Japan is among the top four countries in the world for having the most plastic surgery procedures. A study revealed that many Japanese women feel “peer pressure or insolence from family and friends” to do plastic surgery. Unfortunately, children face that same pressure and get plastic surgery—like nine-year-old Micchi.
Rucchi is the mother of Micchi. Together, they’re a YouTube duo that uploads videos about makeup and plastic surgery. VICE Asia‘s Hanako met with them to learn more about Micchi’s plastic surgery at such a young age.
Despite being just nine years old, Micchi revealed why she wanted to get double eyelid surgery.
I was told that my eyes are narrow, so it looked like I was glaring at people. That’s why I wanted to have plastic surgery.
Micchi also praised those who did plastic surgery as beautiful. She said, “If you can endure the pain of plastic surgery, that makes you a beautiful person, in my opinion.”
Because plastic surgery is legal for minors in Japan with a parent’s consent, Rucchi allowed Micchi to get the surgery. Micchi went through the horror and pain of the anesthesia not working, turning a twenty-minute procedure into one over two hours long. While it seemed like Micchi’s wish to get plastic surgery, it stemmed from her mother’s trauma and Japan’s beauty standards.
Rucchi shared her own experiences of growing up with monolids and never receiving the same treatment as her family members who had double eyelids.
My mother and younger sister have amazing big eyes, while I had a monolid. Everyone thought my younger sister was much cuter than me.
Women in the neighborhood blatantly just called my sister cute and gave her sweets. I’ve never been told anything like that.
A girl needs double eyelids. I have never seen a girl with monolids who I thought was pretty.
Double eyelids are beautiful. Double eyelids are the beauty standard. I say this again and again.
Rucchi got double eyelid surgery when she turned eighteen and wished it had happened earlier.
That’s why she allowed Micchi to do the procedure at nine years old. Rucchi explained, “I didn’t want her to grow up with a complex about it; that was my main concern.”
Although plastic surgery can increase a child’s confidence, a professor of child psychology and body image revealed that negative effects arise later in life. Professor Tomohiro Suzuki explained the slippery slope of getting one procedure and changing it later to fit a newer idea of what you want yourself to look like.
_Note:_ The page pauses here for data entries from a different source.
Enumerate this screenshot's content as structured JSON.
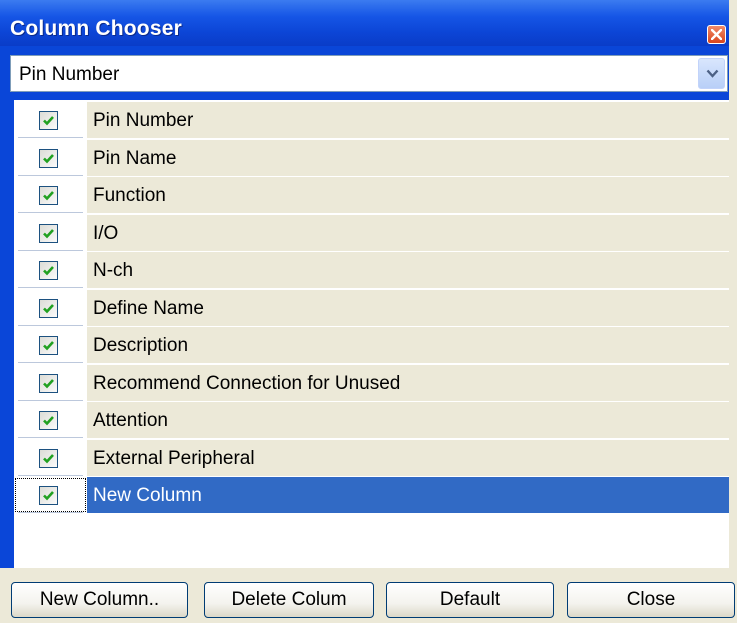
{
  "window": {
    "title": "Column Chooser"
  },
  "combo": {
    "selected": "Pin Number"
  },
  "columns": [
    {
      "label": "Pin Number",
      "checked": true
    },
    {
      "label": "Pin Name",
      "checked": true
    },
    {
      "label": "Function",
      "checked": true
    },
    {
      "label": "I/O",
      "checked": true
    },
    {
      "label": "N-ch",
      "checked": true
    },
    {
      "label": "Define Name",
      "checked": true
    },
    {
      "label": "Description",
      "checked": true
    },
    {
      "label": "Recommend Connection for Unused",
      "checked": true
    },
    {
      "label": "Attention",
      "checked": true
    },
    {
      "label": "External Peripheral",
      "checked": true
    },
    {
      "label": "New Column",
      "checked": true,
      "selected": true
    }
  ],
  "buttons": {
    "new_column": "New Column..",
    "delete_column": "Delete Colum",
    "default": "Default",
    "close": "Close"
  },
  "colors": {
    "titlebar": "#0a46d8",
    "selection": "#316ac5",
    "row_background": "#ece9d8",
    "check": "#21a121"
  },
  "icons": {
    "close": "close-icon",
    "dropdown": "chevron-down-icon",
    "check": "checkmark-icon"
  }
}
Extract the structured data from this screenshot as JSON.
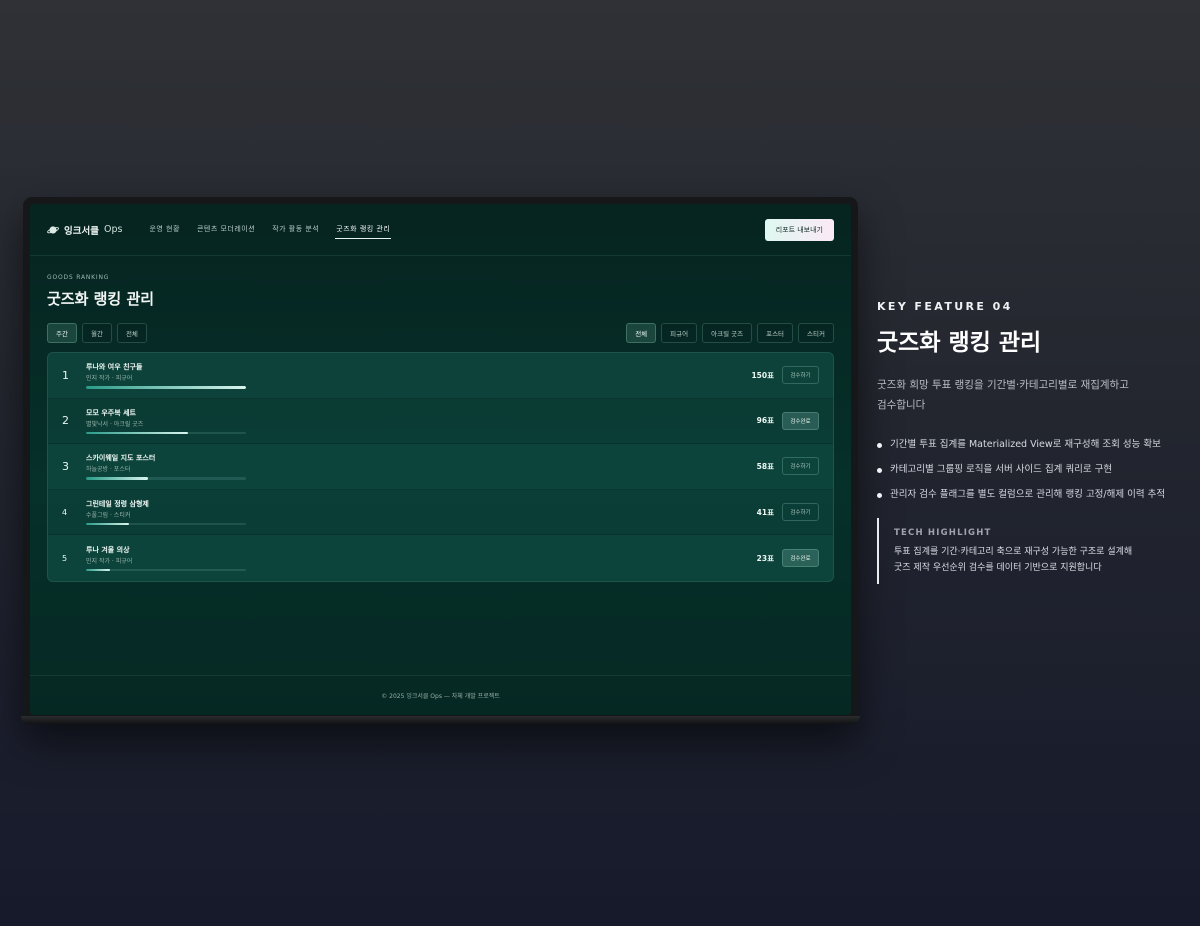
{
  "app": {
    "brand_name": "잉크서클",
    "brand_suffix": "Ops",
    "nav": [
      "운영 현황",
      "콘텐츠 모더레이션",
      "작가 활동 분석",
      "굿즈화 랭킹 관리"
    ],
    "active_nav": 3,
    "export_label": "리포트 내보내기"
  },
  "page": {
    "eyebrow": "GOODS RANKING",
    "title": "굿즈화 랭킹 관리",
    "period_filters": [
      "주간",
      "월간",
      "전체"
    ],
    "active_period": 0,
    "category_filters": [
      "전체",
      "피규어",
      "아크릴 굿즈",
      "포스터",
      "스티커"
    ],
    "active_category": 0
  },
  "rankings": [
    {
      "rank": "1",
      "name": "루나와 여우 친구들",
      "meta": "민지 작가 · 피규어",
      "votes": "150표",
      "progress": 1.0,
      "action": "검수하기",
      "reviewed": false
    },
    {
      "rank": "2",
      "name": "모모 우주복 세트",
      "meta": "별빛낙서 · 아크릴 굿즈",
      "votes": "96표",
      "progress": 0.64,
      "action": "검수완료",
      "reviewed": true
    },
    {
      "rank": "3",
      "name": "스카이웨일 지도 포스터",
      "meta": "하늘공방 · 포스터",
      "votes": "58표",
      "progress": 0.39,
      "action": "검수하기",
      "reviewed": false
    },
    {
      "rank": "4",
      "name": "그린테일 정령 삼형제",
      "meta": "수풀그림 · 스티커",
      "votes": "41표",
      "progress": 0.27,
      "action": "검수하기",
      "reviewed": false
    },
    {
      "rank": "5",
      "name": "루나 겨울 의상",
      "meta": "민지 작가 · 피규어",
      "votes": "23표",
      "progress": 0.15,
      "action": "검수완료",
      "reviewed": true
    }
  ],
  "footer": "© 2025 잉크서클 Ops — 자체 개발 프로젝트",
  "feature": {
    "eyebrow": "KEY FEATURE 04",
    "title": "굿즈화 랭킹 관리",
    "desc_line1": "굿즈화 희망 투표 랭킹을 기간별·카테고리별로 재집계하고",
    "desc_line2": "검수합니다",
    "bullets": [
      "기간별 투표 집계를 Materialized View로 재구성해 조회 성능 확보",
      "카테고리별 그룹핑 로직을 서버 사이드 집계 쿼리로 구현",
      "관리자 검수 플래그를 별도 컬럼으로 관리해 랭킹 고정/해제 이력 추적"
    ],
    "highlight_title": "TECH HIGHLIGHT",
    "highlight_line1": "투표 집계를 기간·카테고리 축으로 재구성 가능한 구조로 설계해",
    "highlight_line2": "굿즈 제작 우선순위 검수를 데이터 기반으로 지원합니다"
  }
}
It can then spiral into getting multiple procedures whenever that ideal changes.
For example, you might have a more ambiguous idea of your ideal image.
So even if you have plastic surgery done to get closer to your ideal image, that image might change again over time and you’ll need surgery again to get you closer to that new image.
Then you are trapped in a loop, unable to stop getting plastic surgery.
— Tomohiro Suzuki
That’s exactly what happened to plastic surgery influencer and YouTuber Nonoka Sakurai, who wanted to get plastic surgery at eight years old because she was bullied at school. She later got a nose job at eighteen years old after years of being bullied but has undergone over a hundred plastic surgery procedures to keep up with Japan’s beauty standards.
My nickname in elementary school was ‘Gorilla.’ Actually, my real name is Rie. So they combined ‘Rie’ with ‘Gorilla,’ and the result was ‘Gorie.’
I didn’t like that at all. So that was when I decided to have a nose job.
— Nonoka Sakurai
Tomohiro Suzuki’s analysis proved true once more. Although nine-year-old Micchi just got double eyelid surgery, her mother Rucchi was already planning to encourage her daughter to get a nose job next and breast surgery when she fully developed.
In general, I leave it up to them. Just the nose. I’d want her to get a nose job.
Maybe the breasts as well. She is still growing though, so we don’t know how big they will get.
See the effects of Japan’s beauty standards on Micchi, Rucchi, and other Japanese women here.